▶ Task objective
Find the lines below in which the string "JSON" occurs. Copy each one.

----------

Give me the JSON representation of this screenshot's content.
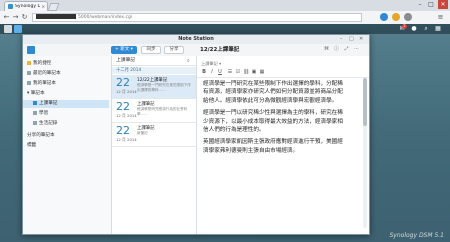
{
  "browser": {
    "tab_title": "Synology DiskStation",
    "url_path": "5000/webman/index.cgi"
  },
  "dsm": {
    "watermark": "Synology DSM 5.1",
    "notification_count": "2"
  },
  "app": {
    "title": "Note Station",
    "new_label": "+ 新文 ▾",
    "sync_label": "同步",
    "share_label": "分享"
  },
  "sidebar": {
    "items": [
      {
        "label": "我的捷徑"
      },
      {
        "label": "最近的筆記本"
      },
      {
        "label": "我的筆記本"
      },
      {
        "label": "筆記本"
      },
      {
        "label": "上課筆記"
      },
      {
        "label": "學習"
      },
      {
        "label": "生活記錄"
      },
      {
        "label": "分享的筆記本"
      },
      {
        "label": "標籤"
      }
    ]
  },
  "notelist": {
    "header": "上課筆記",
    "month": "十二月 2014",
    "notes": [
      {
        "day": "22",
        "month": "12 月 2014",
        "title": "12/22上課筆記",
        "snippet": "經濟學是一門研究在某些限制下作出選擇的學科……"
      },
      {
        "day": "22",
        "month": "12 月 2014",
        "title": "上課筆記",
        "snippet": "經濟學是研究經濟行為的社會科學……"
      },
      {
        "day": "22",
        "month": "12 月 2014",
        "title": "上課筆記",
        "snippet": "新筆記"
      }
    ]
  },
  "editor": {
    "title": "12/22上課筆記",
    "meta": "上課筆記 ▾",
    "paragraphs": [
      "經濟學是一門研究在某些限制下作出選擇的學科，分配稀有資源，經濟學家亦研究人們如何分配資源並將商品分配給他人。經濟學依此可分為微觀經濟學與宏觀經濟學。",
      "經濟學是一門以研究稀少性與選擇為主的學科，研究在稀少資源下，以最小成本取得最大效益的方法，經濟學家相信人們的行為是理性的。",
      "英國經濟學家凱因斯主張政府應對經濟進行干預，美國經濟學家弗利德曼則主張自由市場經濟。"
    ]
  }
}
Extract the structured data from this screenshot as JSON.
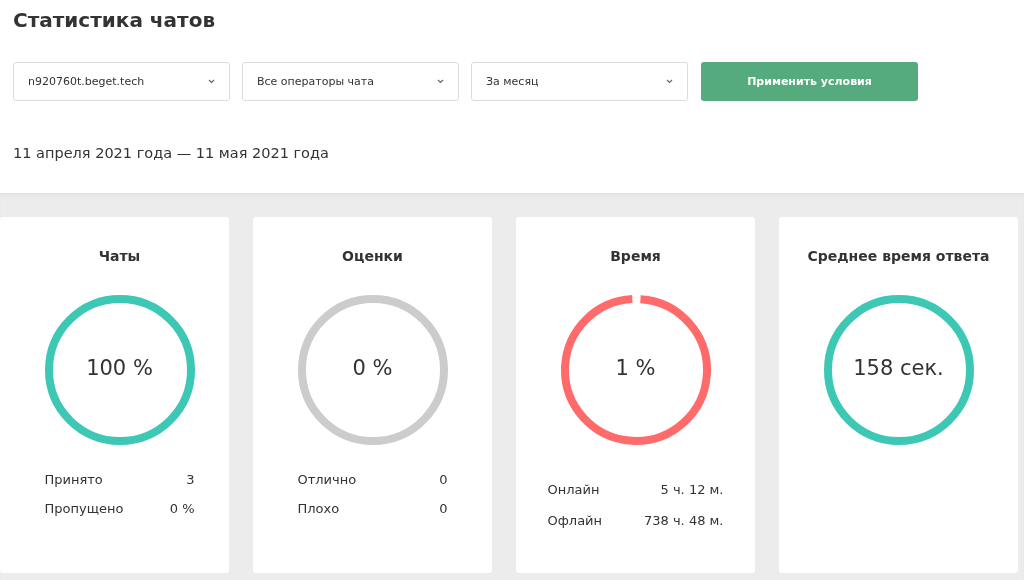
{
  "title": "Статистика чатов",
  "filters": [
    {
      "value": "n920760t.beget.tech"
    },
    {
      "value": "Все операторы чата"
    },
    {
      "value": "За месяц"
    }
  ],
  "apply_button": "Применить условия",
  "period": "11 апреля 2021 года — 11 мая 2021 года",
  "cards": [
    {
      "title": "Чаты",
      "reading": "100 %",
      "color": "#3cc8b4",
      "level": 1,
      "rows": [
        {
          "label": "Принято",
          "value": "3"
        },
        {
          "label": "Пропущено",
          "value": "0 %"
        }
      ]
    },
    {
      "title": "Оценки",
      "reading": "0 %",
      "rows": [
        {
          "label": "Отлично",
          "value": "0"
        },
        {
          "label": "Плохо",
          "value": "0"
        }
      ]
    },
    {
      "title": "Время",
      "reading": "1 %",
      "color": "#ff6b6b",
      "level": 0.98,
      "rows": [
        {
          "label": "Онлайн",
          "value": "5 ч. 12 м."
        },
        {
          "label": "Офлайн",
          "value": "738 ч. 48 м."
        }
      ]
    },
    {
      "title": "Среднее время ответа",
      "reading": "158 сек.",
      "color": "#3cc8b4",
      "level": 1
    }
  ]
}
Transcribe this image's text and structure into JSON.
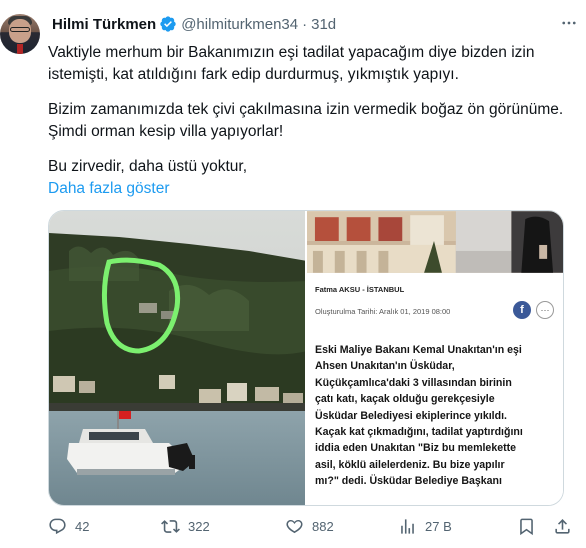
{
  "tweet": {
    "author_name": "Hilmi Türkmen",
    "author_handle": "@hilmiturkmen34",
    "separator": "·",
    "time_ago": "31d",
    "lines": [
      "Vaktiyle merhum bir Bakanımızın eşi tadilat yapacağım diye bizden izin",
      "istemişti, kat atıldığını fark edip durdurmuş, yıkmıştık yapıyı.",
      "Bizim zamanımızda tek çivi çakılmasına izin vermedik boğaz ön görünüme.",
      "Şimdi orman kesip villa yapıyorlar!",
      "Bu zirvedir, daha üstü yoktur,"
    ],
    "show_more": "Daha fazla göster"
  },
  "media": {
    "news": {
      "byline": "Fatma AKSU - İSTANBUL",
      "date": "Oluşturulma Tarihi: Aralık 01, 2019 08:00",
      "facebook_glyph": "f",
      "more_glyph": "···",
      "article_lines": [
        "Eski Maliye Bakanı Kemal Unakıtan'ın eşi",
        "Ahsen Unakıtan'ın Üsküdar,",
        "Küçükçamlıca'daki 3 villasından birinin",
        "çatı katı, kaçak olduğu gerekçesiyle",
        "Üsküdar Belediyesi ekiplerince yıkıldı.",
        "Kaçak kat çıkmadığını, tadilat yaptırdığını",
        "iddia eden Unakıtan \"Biz bu memlekette",
        "asil, köklü ailelerdeniz. Bu bize yapılır",
        "mı?\" dedi. Üsküdar Belediye Başkanı"
      ]
    }
  },
  "actions": {
    "replies": "42",
    "retweets": "322",
    "likes": "882",
    "views": "27 B"
  },
  "icons": {
    "verified": "verified-badge-icon",
    "more": "more-horizontal-icon",
    "reply": "reply-icon",
    "retweet": "retweet-icon",
    "like": "heart-icon",
    "views": "views-chart-icon",
    "bookmark": "bookmark-icon",
    "share": "share-icon"
  },
  "colors": {
    "text": "#0f1419",
    "muted": "#536471",
    "link": "#1d9bf0",
    "verified": "#1d9bf0",
    "highlight_circle": "#7cf06f"
  }
}
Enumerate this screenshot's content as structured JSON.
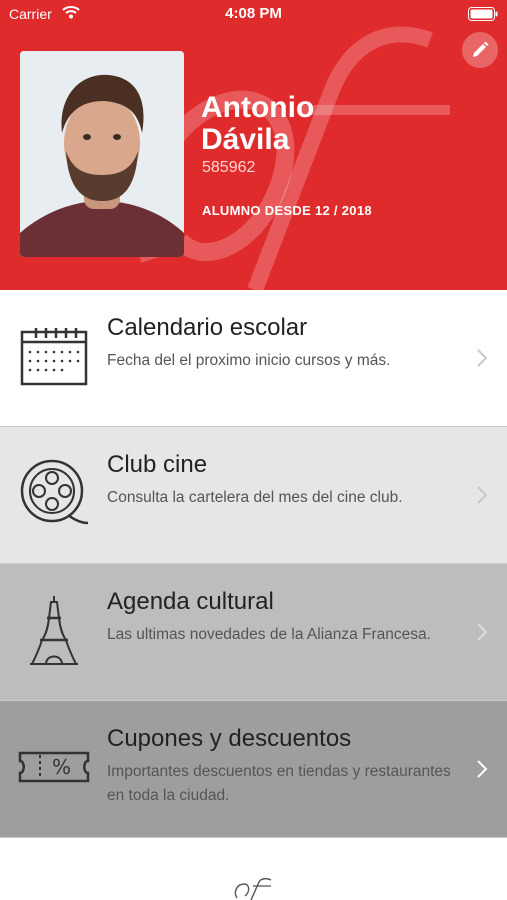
{
  "status_bar": {
    "carrier": "Carrier",
    "time": "4:08 PM"
  },
  "profile": {
    "first_name": "Antonio",
    "last_name": "Dávila",
    "student_id": "585962",
    "since": "ALUMNO DESDE 12 / 2018",
    "accent_color": "#e02b2c"
  },
  "menu": [
    {
      "title": "Calendario escolar",
      "description": "Fecha del el proximo inicio cursos y más.",
      "icon": "calendar-icon"
    },
    {
      "title": "Club cine",
      "description": "Consulta la cartelera del mes del cine club.",
      "icon": "film-reel-icon"
    },
    {
      "title": "Agenda cultural",
      "description": "Las ultimas novedades de la Alianza Francesa.",
      "icon": "eiffel-tower-icon"
    },
    {
      "title": "Cupones y descuentos",
      "description": "Importantes descuentos en tiendas y restaurantes en toda la ciudad.",
      "icon": "coupon-icon"
    }
  ]
}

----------

▶ Solution for this problem
Give me the JSON representation of this screenshot's content.
Extract the structured data from this screenshot as JSON.
Transcribe this image's text and structure into JSON.
Enumerate this screenshot's content as structured JSON.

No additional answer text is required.